To say that Bar High Five comes highly recommended is a whopper of an understatement. The Tokyo cocktail den has become a permanent fixture on international best-of lists, and achieved household name-status among bartenders the world over. So on a recent trip to Japan, my two brothers and I decided to cap our two-week tour off with a visit to the hallowed watering hole.
The bar, located in the basement of an office building in the swanky Ginza district, had recently moved from its original fourth floor location to slightly larger basement digs. We had planned to get there just before its 5pm opening time to avoid the Friday rush, but arrived at half past five. In typical Tokyo fashion, the building did nothing to announce the presence of its famous bar. We simply walked through its door and braced ourselves for the line… which did not exist.
To our surprise, we found the bar almost empty. The small room, dominated by a long, handsomely carved wooden bar and the hundreds of spirits meticulously stacked behind it, held just a handful of souls. A few Westerners were sitting at a table in the rear, and the long bar was occupied only by the bartender and a single patron. Classic jazz played from the bar’s sound system.
We took our seats next to the bar patron, who turned out to be a Russian on his second drink. He was concluding a solo trip through Japan, and had made High Five one of his must-visit destinations. I asked him what he was drinking: it was a Manhattan-inspired drink made with Japanese whisky and a matcha liqueur. It was a deep, emerald green.

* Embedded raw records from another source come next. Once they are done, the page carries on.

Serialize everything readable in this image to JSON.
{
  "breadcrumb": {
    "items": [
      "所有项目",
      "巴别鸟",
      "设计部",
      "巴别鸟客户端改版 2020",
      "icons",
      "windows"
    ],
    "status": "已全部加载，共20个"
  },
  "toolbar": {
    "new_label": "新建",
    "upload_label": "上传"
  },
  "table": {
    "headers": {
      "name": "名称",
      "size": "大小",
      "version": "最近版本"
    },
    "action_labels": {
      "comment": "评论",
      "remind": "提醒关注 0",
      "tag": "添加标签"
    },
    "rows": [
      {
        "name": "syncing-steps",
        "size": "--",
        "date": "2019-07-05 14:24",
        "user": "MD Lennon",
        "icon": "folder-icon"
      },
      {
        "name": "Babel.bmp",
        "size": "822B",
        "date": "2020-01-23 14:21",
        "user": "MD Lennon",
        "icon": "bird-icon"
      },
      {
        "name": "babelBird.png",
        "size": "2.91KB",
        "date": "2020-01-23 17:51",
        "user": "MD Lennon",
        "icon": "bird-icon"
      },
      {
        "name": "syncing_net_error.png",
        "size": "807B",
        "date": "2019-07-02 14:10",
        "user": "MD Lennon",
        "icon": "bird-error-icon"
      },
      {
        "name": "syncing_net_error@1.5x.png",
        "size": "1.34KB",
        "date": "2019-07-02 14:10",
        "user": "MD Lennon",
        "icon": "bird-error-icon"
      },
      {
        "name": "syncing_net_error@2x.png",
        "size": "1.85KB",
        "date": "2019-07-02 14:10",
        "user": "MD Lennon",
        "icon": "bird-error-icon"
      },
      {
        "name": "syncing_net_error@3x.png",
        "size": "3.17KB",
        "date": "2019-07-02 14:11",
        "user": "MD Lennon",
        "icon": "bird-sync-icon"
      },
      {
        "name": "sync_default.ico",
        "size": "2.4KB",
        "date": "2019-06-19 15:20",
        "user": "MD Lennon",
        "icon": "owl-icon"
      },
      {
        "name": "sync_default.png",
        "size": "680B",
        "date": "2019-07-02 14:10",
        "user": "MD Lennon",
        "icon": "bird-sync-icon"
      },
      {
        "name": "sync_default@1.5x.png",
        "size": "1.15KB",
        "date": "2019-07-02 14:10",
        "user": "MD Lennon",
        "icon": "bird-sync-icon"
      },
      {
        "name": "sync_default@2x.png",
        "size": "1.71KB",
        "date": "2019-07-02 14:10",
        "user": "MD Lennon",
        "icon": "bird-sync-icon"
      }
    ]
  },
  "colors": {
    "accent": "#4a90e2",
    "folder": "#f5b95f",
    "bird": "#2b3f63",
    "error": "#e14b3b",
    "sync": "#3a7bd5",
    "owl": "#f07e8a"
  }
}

The bartender approached us. He was an older, broad-chested man with graying hair and eyeglasses. The white of his dress shirt contrasted with his matching tie and suspenders, both of which were deep red with white polkadots. This was Hidetsugu Ueno, the bar’s legendary owner, master of the Japanese hard shake, and ice carver extraordinaire.
High Five had no menu. Rather, Ueno instructed us to tell him what kind of spirits or ingredients we prefer. I went first and asked to have what the Russian was drinking.
Ueno laid the ingredients out at the bar, elaborating on each as he made the drink. The matcha liqueur was from a Japanese maker, Dover Distilleries. The whisky he used was Fuji-Sanroku, a 100 proof single malt made by Kirin and not sold outside of Japan. He stirred the components together over huge blocks of hand-carved ice, and served it up in a Martini glass.
The two-ingredient concoction was instantly one of the best drinks I’d ever had. The liqueur possessed the signature flavor of matcha, and even its chalky texture. We were familiar with the whisky, having bought and consumed a bottle earlier in our trip, and its strong, sweet character was a perfect match for the drink.
Ueno’s attention lingered after our drinks were served. We told him about some of the other bars we’d explored in the city, including Bar Cocktail Book, and our visit to the Yamazaki Distillery. He listened with interest, and told us a bit about his own background, revealing to our surprise that he’s not a drinker.
Feeling inspired by the hue of my finished drink, I asked for something with Green Chartreuse. This drink, whose name was unrecorded, was once again made with Fuji-Sanroku, alongside lemon juice, shiso liqueur, and the Green Chartreuse. It was another fantastic drink, made even more alluring by the shiso liqueur I knew I wouldn’t be seeing on U.S. shores anytime soon.
For my third go, I requested an original creation that Bar High Five was known for. His answer was The Japanese Garden, made with Fuji-Sanroku, Midori, Hermes green tea liqueur, and several hearty bar spoons of housemade green tea bitters.
Though hours had passed and the bar had filled up, Ueno continued to chat with us as if we were the bar’s sole patrons. He also demonstrated his unique talent for opening bottles with knives.
My brother, as if acting on a dare, challenged him to make a drink using the shiso liqueur, egg whites, and gin. Ueno promptly made a fantastic drink incorporating all three.
Inspired by my brother’s order, I requested gin and egg white for my final drink. This drink, whose name is lost to history, also contained grapefruit juice, lime juice, and the omnipresent green tea liqueur.
As I lingered over this final libation, my boozy mind took stock of Bar High Five. The trip had taken me to some marvelous bars that put Japan’s perfectionist method of bartending on full display. But I had drunk Negronis and Martinis at those bars. The ice may have been meticulously hand-carved, but the drinks weren’t Japanese.
What I had just experienced at Bar High Five was different. Matcha, shiso: these were ingredients from far outside the world of Jerry Thomas. For the first time in Japan, I was experiencing truly Japanese cocktails. That realization was bittersweet, as I knew I wouldn’t be finding this stuff at my corner liquor store.
I expressed this regret to Ueno, who immediately drew up a solution. He gave us detailed directions to a nearby liquor store where the matcha liqueur could be found, as well as the Fuji-Sanroku and other whiskies. For good measure, he also gave us the address of his favorite sushi spot.
So we left Bar High Five, veins coursing with 100-proof whisky and matcha liqueur, seeking more of the same. I had no regrets, other than that our Russian friend was still at the bar, outpacing us all.